Remember that time at Christmas a couple of years ago when you met your brother’s new girlfriend for the first time? Can you recall the series of uncomfortable texts and voicemails about “getting together for coffee” or “grabbing a drink” that followed?
It was nothing personal, but a night out with the brother’s new boo-of-three-months was, quite frankly, “too soon.”
One of the biggest challenges enrollment managers face is the temptation to bulldoze every new lead that swims in via a blog post — or merely opens an event marketing email promotion — with bottom-of-the-funnel content (think: emails that invite prospects to Apply Now!, Apply Now!, and Apply Now!).
The reality is that, much of the time, these new prospects aren’t ready to fill out an application and cut you a check — but that doesn’t mean they aren’t interested in hearing from you.
Today’s prospective students need to be nurtured with content that is relevant, highly educational, and, most importantly, meets their specific needs wherever they’re at in the applicant’s journey.
The advent of the internet has drastically changed the way we communicate with one another and as such, enrollment managers must change how they engage with and nurture prospective students.
Here is a three-step strategy to rethinking and revitalizing your school’s email comm-flow:

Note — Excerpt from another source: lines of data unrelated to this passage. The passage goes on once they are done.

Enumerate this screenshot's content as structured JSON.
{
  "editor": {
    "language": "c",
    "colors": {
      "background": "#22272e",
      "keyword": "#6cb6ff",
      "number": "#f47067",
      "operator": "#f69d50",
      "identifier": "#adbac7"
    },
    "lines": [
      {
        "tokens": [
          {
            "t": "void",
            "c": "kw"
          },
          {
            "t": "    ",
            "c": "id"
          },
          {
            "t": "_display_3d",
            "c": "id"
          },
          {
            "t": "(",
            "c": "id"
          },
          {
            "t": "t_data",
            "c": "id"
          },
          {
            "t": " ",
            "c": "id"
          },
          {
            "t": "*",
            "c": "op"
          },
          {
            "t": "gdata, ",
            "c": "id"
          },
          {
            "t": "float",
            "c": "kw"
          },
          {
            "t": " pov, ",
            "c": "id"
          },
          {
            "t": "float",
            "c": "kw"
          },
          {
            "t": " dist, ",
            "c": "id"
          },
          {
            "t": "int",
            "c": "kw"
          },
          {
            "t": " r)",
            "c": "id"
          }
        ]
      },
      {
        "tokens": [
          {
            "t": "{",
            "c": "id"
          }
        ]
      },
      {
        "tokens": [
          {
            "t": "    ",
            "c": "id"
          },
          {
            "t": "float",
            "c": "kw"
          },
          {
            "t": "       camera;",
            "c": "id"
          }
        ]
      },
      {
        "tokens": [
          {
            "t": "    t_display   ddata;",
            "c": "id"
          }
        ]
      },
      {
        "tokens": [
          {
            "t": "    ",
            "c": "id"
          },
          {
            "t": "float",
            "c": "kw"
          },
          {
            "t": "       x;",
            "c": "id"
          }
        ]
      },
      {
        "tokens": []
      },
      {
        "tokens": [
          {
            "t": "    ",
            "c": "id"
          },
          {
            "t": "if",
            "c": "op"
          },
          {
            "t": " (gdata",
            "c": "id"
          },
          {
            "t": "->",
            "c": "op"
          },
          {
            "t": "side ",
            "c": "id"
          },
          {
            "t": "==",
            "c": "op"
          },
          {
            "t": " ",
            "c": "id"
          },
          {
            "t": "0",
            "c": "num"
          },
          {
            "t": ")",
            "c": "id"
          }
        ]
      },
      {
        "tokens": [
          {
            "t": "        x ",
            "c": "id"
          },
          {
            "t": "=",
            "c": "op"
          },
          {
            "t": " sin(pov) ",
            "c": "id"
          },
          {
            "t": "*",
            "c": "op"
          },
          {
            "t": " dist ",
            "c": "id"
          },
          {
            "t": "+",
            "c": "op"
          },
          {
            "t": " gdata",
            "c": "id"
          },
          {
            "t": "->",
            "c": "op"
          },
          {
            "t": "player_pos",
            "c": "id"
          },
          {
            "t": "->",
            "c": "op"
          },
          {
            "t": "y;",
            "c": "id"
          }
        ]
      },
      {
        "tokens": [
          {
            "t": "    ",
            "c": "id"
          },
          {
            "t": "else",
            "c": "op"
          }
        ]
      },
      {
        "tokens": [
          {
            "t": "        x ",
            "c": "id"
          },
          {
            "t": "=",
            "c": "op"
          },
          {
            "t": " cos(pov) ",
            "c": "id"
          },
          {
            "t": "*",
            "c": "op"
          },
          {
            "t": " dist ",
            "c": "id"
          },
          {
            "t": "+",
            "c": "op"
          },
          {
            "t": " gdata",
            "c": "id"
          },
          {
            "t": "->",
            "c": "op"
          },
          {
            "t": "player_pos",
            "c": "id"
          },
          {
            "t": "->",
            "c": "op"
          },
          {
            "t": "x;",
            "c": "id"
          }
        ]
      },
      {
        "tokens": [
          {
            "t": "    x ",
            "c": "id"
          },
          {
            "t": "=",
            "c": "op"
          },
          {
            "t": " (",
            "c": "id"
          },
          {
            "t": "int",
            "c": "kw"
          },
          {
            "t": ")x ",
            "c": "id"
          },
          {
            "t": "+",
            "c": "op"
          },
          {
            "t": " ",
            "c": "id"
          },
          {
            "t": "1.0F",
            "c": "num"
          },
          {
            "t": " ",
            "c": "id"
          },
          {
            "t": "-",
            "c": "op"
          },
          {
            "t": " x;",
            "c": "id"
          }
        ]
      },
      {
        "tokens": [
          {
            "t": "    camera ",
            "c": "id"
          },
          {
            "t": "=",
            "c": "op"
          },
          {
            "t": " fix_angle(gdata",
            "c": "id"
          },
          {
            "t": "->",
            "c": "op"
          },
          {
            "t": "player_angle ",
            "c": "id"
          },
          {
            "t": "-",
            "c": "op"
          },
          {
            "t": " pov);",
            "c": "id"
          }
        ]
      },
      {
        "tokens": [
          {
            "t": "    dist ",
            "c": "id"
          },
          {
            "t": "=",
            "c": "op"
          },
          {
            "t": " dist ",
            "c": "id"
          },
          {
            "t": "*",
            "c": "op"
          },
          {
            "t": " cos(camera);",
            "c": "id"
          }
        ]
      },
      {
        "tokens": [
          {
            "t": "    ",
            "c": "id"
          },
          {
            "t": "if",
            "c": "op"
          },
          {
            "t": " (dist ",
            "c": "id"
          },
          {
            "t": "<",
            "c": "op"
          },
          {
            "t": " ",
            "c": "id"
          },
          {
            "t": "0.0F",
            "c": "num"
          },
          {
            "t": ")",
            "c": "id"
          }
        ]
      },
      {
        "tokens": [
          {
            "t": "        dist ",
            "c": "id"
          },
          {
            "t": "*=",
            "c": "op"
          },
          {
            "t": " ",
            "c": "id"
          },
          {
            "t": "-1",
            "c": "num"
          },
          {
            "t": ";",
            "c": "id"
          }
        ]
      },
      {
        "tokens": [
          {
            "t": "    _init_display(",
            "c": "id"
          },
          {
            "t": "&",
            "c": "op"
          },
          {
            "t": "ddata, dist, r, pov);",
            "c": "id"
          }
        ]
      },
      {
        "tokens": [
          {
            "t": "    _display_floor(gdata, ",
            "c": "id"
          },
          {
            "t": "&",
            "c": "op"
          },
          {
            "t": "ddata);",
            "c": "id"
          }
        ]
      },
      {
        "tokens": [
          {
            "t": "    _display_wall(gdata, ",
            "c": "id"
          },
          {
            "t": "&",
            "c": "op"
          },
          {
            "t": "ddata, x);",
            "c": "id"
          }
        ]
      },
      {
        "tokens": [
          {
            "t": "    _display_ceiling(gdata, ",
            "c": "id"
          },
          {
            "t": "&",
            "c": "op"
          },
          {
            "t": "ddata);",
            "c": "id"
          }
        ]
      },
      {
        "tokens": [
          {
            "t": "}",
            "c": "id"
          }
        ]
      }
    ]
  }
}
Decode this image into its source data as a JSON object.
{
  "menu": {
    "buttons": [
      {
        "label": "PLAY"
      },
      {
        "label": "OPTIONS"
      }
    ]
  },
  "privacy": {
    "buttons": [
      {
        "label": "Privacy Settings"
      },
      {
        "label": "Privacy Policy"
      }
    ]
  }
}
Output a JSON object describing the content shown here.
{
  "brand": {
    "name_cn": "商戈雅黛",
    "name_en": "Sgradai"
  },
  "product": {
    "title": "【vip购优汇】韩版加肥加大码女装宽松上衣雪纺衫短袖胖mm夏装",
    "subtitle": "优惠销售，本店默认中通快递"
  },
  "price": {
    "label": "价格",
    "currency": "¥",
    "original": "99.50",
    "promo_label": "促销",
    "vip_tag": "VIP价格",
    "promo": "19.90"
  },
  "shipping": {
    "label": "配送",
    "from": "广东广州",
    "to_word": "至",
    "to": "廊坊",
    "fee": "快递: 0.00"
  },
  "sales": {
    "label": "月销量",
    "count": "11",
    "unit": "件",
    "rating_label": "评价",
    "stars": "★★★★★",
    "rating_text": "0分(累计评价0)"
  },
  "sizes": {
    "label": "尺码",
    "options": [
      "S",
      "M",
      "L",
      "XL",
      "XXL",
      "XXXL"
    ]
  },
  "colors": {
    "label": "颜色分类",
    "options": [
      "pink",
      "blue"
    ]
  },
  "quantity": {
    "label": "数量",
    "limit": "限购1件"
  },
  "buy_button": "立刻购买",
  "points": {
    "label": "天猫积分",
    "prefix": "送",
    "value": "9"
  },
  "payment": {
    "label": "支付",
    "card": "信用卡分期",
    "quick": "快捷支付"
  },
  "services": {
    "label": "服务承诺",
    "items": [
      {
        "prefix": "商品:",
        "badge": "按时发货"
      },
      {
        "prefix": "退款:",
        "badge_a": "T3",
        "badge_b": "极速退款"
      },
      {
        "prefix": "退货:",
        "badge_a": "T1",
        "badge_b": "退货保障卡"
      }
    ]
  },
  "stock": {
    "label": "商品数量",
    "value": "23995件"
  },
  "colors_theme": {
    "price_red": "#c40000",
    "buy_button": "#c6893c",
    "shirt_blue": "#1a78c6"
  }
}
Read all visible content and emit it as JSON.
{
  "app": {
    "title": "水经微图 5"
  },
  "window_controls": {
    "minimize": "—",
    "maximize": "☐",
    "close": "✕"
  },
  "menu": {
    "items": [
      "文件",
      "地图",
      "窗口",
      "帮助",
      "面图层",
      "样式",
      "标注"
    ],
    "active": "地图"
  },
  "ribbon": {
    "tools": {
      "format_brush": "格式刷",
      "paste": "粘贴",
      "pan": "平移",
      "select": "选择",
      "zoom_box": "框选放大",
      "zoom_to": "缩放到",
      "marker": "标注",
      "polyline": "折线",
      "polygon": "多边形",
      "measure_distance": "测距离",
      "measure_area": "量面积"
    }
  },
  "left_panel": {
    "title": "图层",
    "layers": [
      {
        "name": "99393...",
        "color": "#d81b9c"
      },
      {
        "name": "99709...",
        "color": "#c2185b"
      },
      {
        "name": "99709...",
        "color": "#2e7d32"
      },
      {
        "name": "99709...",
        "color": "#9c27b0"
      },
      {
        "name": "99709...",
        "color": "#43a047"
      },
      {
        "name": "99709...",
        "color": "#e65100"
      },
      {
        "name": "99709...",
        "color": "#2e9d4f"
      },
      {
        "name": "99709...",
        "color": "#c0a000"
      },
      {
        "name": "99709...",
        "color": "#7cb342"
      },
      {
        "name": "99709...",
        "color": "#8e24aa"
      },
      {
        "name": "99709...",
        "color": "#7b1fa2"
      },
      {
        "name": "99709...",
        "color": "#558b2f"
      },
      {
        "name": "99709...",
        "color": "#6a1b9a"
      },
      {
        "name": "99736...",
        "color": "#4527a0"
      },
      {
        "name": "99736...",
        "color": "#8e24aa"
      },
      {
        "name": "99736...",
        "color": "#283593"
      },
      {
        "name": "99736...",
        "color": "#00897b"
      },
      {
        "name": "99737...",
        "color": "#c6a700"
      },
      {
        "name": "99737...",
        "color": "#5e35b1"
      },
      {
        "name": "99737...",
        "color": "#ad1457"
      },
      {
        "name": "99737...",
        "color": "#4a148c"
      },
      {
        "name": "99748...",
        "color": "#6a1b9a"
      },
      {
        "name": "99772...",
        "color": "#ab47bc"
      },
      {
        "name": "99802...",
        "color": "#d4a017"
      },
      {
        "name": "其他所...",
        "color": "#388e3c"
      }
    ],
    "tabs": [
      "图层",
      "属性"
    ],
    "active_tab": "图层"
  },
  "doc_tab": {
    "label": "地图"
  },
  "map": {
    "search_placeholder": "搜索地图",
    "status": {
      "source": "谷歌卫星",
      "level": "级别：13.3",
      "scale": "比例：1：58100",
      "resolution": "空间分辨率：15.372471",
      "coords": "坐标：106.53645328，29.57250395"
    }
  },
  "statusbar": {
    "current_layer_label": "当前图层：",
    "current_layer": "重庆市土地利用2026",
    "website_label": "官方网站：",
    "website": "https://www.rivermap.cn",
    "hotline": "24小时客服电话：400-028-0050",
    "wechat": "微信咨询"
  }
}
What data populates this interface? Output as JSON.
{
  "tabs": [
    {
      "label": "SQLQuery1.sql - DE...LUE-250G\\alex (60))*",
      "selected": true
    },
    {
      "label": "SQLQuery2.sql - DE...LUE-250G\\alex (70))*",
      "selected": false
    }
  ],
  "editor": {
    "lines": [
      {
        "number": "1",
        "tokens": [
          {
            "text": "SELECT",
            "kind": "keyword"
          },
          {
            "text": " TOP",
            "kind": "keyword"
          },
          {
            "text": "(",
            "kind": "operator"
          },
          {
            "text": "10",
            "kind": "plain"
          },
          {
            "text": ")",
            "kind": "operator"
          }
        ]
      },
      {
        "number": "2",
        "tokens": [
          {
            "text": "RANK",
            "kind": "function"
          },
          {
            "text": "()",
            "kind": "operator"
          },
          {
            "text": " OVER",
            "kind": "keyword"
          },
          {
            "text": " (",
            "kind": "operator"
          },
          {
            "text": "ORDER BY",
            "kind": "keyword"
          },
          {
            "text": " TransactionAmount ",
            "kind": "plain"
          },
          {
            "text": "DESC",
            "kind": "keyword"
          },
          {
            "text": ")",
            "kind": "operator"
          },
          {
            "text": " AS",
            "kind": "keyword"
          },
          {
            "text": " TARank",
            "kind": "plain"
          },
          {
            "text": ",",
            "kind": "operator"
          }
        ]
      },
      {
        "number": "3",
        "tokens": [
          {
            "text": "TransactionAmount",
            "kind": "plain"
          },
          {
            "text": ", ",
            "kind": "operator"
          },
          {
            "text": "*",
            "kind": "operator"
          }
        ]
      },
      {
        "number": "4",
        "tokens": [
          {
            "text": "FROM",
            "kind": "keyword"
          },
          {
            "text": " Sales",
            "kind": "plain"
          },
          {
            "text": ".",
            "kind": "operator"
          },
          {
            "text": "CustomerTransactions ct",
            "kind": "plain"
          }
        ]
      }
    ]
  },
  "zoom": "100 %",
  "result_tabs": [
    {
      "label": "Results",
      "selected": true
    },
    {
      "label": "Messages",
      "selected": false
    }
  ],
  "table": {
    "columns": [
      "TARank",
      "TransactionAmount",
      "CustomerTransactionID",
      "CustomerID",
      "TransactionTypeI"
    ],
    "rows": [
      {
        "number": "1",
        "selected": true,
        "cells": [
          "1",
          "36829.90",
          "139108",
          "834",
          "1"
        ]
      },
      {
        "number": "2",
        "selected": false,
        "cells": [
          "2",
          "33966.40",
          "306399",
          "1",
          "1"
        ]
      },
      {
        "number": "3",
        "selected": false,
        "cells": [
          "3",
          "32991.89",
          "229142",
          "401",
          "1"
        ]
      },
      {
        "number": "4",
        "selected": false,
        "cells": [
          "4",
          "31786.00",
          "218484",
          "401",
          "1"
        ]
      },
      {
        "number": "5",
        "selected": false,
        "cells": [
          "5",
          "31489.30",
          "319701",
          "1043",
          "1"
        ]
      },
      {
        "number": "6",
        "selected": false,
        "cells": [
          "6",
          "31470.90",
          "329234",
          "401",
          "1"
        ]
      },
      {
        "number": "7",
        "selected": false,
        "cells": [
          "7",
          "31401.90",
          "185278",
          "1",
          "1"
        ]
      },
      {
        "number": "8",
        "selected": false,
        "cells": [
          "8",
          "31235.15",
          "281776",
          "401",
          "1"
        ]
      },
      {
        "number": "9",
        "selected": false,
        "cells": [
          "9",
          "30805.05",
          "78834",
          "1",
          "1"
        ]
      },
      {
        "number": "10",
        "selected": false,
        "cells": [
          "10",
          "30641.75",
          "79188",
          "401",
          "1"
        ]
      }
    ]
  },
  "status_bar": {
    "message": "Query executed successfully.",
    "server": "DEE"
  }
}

1. Meet their expectations with appropriate top-of-the-funnel content
One of the most revolutionary ideas surrounding inbound marketing for higher ed is that a prospective student actually gets to decide how "in their face" they want your school to be — and believe it or not, asking an inquiry for permission before overwhelming them with emails, postcards, and promos can often be a more lucrative approach.
While it is quite thrilling to see your blog, social media, and SEO strategies attracting new leads for your school, it’s important to follow permission-based marketing best practices and authentically meet the expectations these new inquires have of your new relationship with them.
Here’s an example: After someone subscribes to your admissions blog, send them an automated thank you email and invite them to share your blog with the people in their network.
If they don’t open or click through the email, that’s fine — they’ll hear from you when you publish your next blog post.
If they do click through the email and wind up sharing your content with their friends and family, you should send them another email thanking them and inviting them to progress further down the enrollment funnel.
2. Learn about each prospect's needs/interests and then leverage your content accordingly
Having a variety of content that meets the research needs of different prospects is critical. There is no one-size-fits-all when it comes to students applying to any institution, and it’s important to implement strategies that reflect this understanding.
It is not enough to just have a student success story or for your enrollment office to be active on social media. Schools need to also have videos, reports, downloadable guides, and especially blog posts that speak directly to the information needs of each prospective student persona.
Depending on what links they click on or what blog posts they wind up reading, your prospects are letting you know what specifically they are interested in, where they may be at in the applicant journey, and how they wish to be communicated with in the future.
With the right technologies in place, your enrollment team can take note of how each prospect is responding to your content materials. Then you can cater your email marketing communications to highlight the aspects of your schools or programs that appeal most to each individual.
Here’s an example: You notice that one of your prospects, Sarah Smith, has read many of the blog posts you publish about Interior Design, going to grad school at a small school, and has even downloaded a guide on “7 Things to Consider Before Choosing an Interior Design Program.” This knowledge enables you to go deeper with Sarah and continue to nurture her with content focused solely on what she is most interested in.
3. Invite them to explore their passions and foster their growth alongside you
At the end of the day, it really is about increasing enrollment — and it’s important that your marketing strategy not belittle that. One of the beauties of inbound marketing is that when it comes time to “pop the question” and invite someone like Sarah to apply to one of your programs, you truly can make it personal.
Because you know what blog posts Sarah has read, what emails she clicks through on, and what pieces of premium content she tends to consume, you get to know what means most to her. By better understanding what it is that Sarah values most, you can better tailor your invitation to apply to her.
Here’s an example: After nurturing her with a slew of content, invite Sarah to come explore her passion for interior design in a small community of fellow aspiring designers. Discuss the advantages of attending an information session to come and see how your institution can help mold her into the professional interior designer she seeks to become.
Now if and when things start to get serious, you’re going to have to go grab a drink with your brother’s girlfriend — but at that point it makes more sense, right? Now that you’ve heard more about her, seen her at some more family events, and are more convinced that she might be “the one” for him, you’re ready to spend some quality one-on-one time with her.
Your communications strategy must feed prospects with bottom-of-the-funnel content, but it is dramatically important that it not only consist of this kind of content. Get to know your prospects by watching how they interact with the content you are publishing so you can be better prepared when the time to pop the application question comes.